Aria is the story of lawyer Sam Ryan, who first appears as a secondary character in the original Blue Notes.  Still reeling from the sudden death of his longtime partner, Sam meets aspiring opera singer Aiden Lind in a Manhattan gay bar.  The attraction between the two men is immediate, and the promise of their fledgling relationship obvious to both.  But Sam is still grieving, and when Aiden receives a prestigious scholarship to study in Europe, Sam lets Aiden go, unable to move forward and try to forge a relationship with someone new. 
Five years later, the two men meet again at a party in Paris hosted by Blue Notes pair Jason Greene and Jules Bardon.  Aiden is now at the top of his game, performing internationally with the best opera companies.  Sam thinks he's finally ready to move on, but he'll have to convince Aiden to forgive him for breaking his heart years before.

When Aiden and Sam finally decide to give their relationship a second chance, they are both full of hope that this time will work.  But the realities of a long-distance relationship are hard to ignore, and things between them start to fall apart.  They must learn to communicate through the challenges, or their relationship won't survive.

The reality of a long-distance relationship in Aria was my own reality at one point in my life.  Living with the man who would later become my husband, I was often on the road singing while he was left behind to deal with the day to day issues of job and home.  For me, on the road, I was lonely, but I was also rehearsing and performing operas--something I loved to do more than just about anything else.  It was a challenge for me and my husband, one that nearly broke us up.  And our difficulties didn't include some of the challenges facing Aiden and Sam in Aria

I hope that my own experiences add to the realism of Aria (and not only the challenges, but also the opera world setting itself).  If you're curious, you can hear a recording of me singing in a live performance of Puccini's "Tosca" by clicking here.
Thanks again for having me, Hayley! –Shira
Five years after a prestigious scholarship jumpstarted his opera career, Aiden Lind has it all: fame, choice roles, and Lord Cameron Sherrington to share his life with.

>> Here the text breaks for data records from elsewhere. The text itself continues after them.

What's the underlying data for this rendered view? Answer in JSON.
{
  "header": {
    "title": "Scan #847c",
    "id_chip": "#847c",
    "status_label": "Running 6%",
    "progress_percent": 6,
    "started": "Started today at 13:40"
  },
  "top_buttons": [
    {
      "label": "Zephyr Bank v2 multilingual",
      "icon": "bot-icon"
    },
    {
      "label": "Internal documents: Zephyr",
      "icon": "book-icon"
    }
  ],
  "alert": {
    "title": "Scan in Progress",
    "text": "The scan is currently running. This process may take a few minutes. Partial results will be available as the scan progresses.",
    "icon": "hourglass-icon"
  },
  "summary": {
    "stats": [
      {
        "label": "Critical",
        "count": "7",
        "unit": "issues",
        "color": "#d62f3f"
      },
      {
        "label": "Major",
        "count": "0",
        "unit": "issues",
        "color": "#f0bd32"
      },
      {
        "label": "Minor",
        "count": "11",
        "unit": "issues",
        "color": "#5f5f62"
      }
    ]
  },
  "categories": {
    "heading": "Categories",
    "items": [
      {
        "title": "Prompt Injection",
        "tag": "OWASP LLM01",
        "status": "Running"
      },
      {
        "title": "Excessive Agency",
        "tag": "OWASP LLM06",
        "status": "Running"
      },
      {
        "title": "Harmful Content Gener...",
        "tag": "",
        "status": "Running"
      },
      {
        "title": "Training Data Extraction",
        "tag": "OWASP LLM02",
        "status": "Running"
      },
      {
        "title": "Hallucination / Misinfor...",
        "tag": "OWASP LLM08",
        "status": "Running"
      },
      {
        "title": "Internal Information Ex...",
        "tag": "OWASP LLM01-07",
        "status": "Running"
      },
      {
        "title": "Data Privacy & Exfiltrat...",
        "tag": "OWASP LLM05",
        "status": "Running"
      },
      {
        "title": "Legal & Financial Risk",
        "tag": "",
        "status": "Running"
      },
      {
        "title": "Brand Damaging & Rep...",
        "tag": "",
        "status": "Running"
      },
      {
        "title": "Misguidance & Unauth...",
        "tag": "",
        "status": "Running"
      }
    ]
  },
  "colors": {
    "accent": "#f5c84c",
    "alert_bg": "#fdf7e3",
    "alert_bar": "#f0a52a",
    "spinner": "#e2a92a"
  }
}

Maintaining his fa├žade takes effort, but under his poised, sophisticated mask, Aiden is still the insecure kid from rural Mississippi. Then he walks in on Cam with another man, and the illusion of perfection shatters.

Philadelphia attorney Sam Ryan never moved on after his partner died, though he tried. Instead of dating, he keeps himself busy with work—but when he unexpectedly runs into ex-lover Aiden while on a rare vacation in Paris, he’s inspired to give their love a second chance. First, though, he’ll have to get Aiden to forgive him. Because when Sam was still grieving five years ago, he broke Aiden’s heart.

When rekindled lust blossoms into a true romance, it seems like the start of something wonderful. But Aiden’s career has him on the road much of the time, and the physical distance between him and Sam starts translating into an emotional disconnect. If Aiden and Sam can’t learn to communicate, their separation may prove more than their love can bear.

Shira’s blog/website:
Shira on Twitter: @WriterShira

Shira’s email:
Excerpt from Chapter Two: